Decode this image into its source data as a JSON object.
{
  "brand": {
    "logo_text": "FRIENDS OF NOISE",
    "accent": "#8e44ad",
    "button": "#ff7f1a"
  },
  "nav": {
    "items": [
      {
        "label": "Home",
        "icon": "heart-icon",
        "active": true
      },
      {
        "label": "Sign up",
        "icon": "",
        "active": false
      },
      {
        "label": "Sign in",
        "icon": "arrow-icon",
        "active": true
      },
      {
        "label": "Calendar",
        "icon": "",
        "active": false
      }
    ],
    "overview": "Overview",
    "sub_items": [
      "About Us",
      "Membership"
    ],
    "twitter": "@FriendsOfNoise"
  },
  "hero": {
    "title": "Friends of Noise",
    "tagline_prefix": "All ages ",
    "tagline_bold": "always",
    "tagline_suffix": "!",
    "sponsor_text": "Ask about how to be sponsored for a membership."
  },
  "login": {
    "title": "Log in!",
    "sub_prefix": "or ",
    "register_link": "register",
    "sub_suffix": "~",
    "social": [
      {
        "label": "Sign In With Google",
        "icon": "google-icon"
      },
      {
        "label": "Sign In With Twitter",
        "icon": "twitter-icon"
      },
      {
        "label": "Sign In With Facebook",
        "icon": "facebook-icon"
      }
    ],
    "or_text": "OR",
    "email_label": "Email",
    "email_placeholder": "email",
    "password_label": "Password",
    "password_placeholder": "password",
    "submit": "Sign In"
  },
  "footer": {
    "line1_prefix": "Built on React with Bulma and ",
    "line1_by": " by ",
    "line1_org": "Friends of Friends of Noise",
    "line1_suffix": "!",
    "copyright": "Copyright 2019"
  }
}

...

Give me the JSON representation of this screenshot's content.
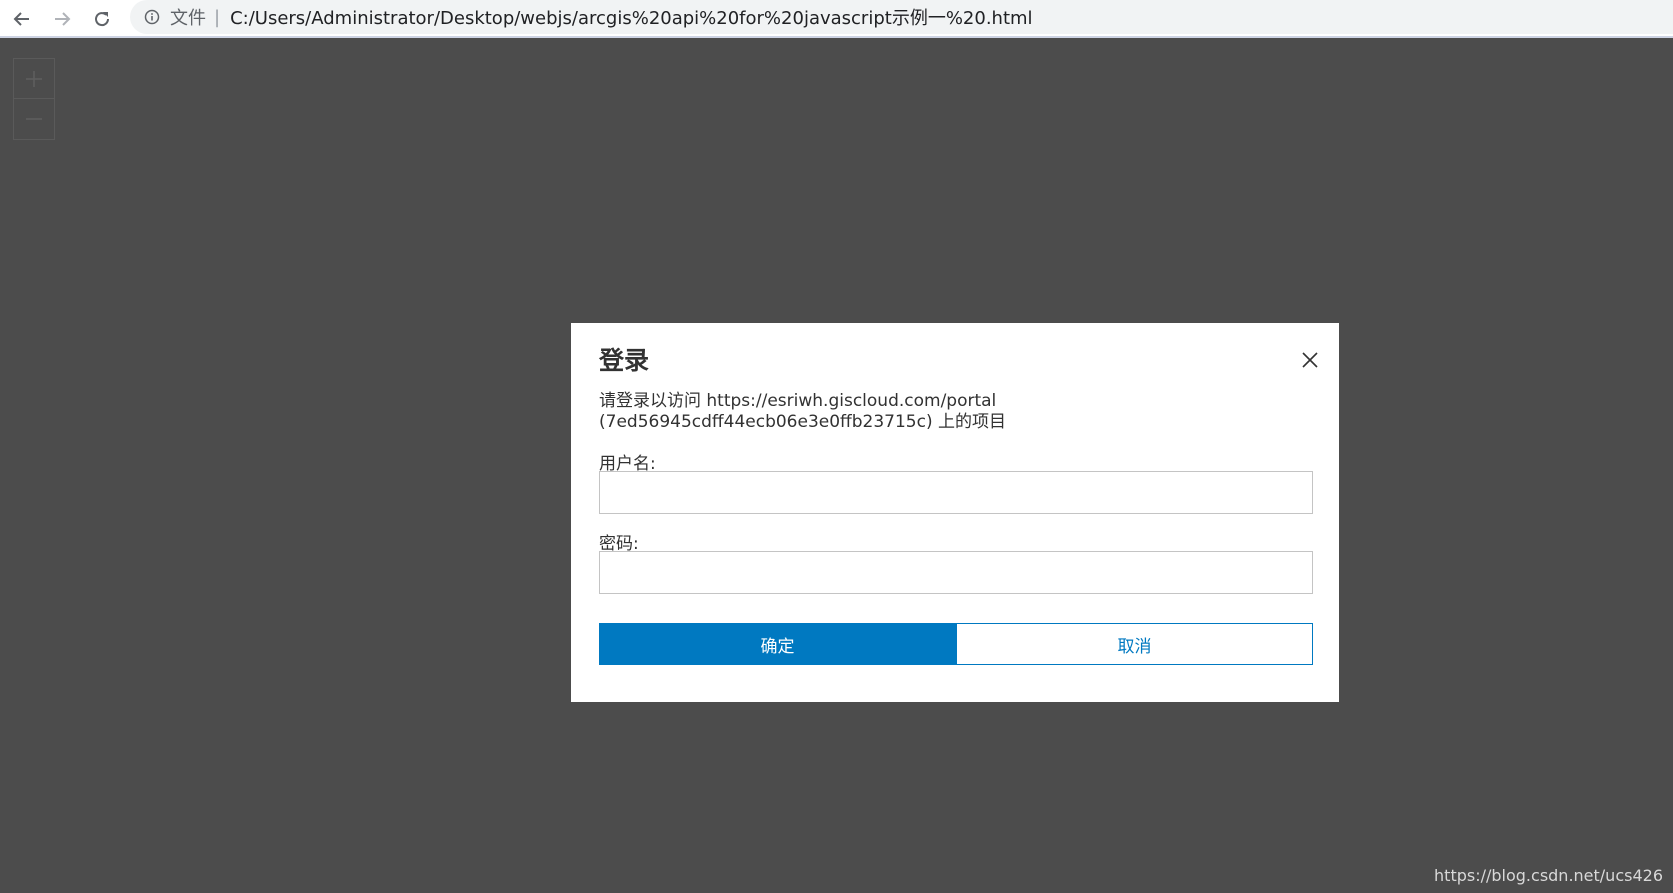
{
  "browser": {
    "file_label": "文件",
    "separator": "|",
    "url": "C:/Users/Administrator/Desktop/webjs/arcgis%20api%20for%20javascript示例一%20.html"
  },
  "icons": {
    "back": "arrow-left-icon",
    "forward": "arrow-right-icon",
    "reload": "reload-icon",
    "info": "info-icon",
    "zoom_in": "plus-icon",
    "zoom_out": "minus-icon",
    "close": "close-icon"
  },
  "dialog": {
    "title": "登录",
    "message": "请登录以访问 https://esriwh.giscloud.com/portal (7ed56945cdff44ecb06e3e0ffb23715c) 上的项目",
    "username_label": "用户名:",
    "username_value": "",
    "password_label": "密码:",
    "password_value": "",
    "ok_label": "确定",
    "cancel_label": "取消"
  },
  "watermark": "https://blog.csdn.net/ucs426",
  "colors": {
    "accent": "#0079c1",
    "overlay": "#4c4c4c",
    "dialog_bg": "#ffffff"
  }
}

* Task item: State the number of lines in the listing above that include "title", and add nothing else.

* Task result: 3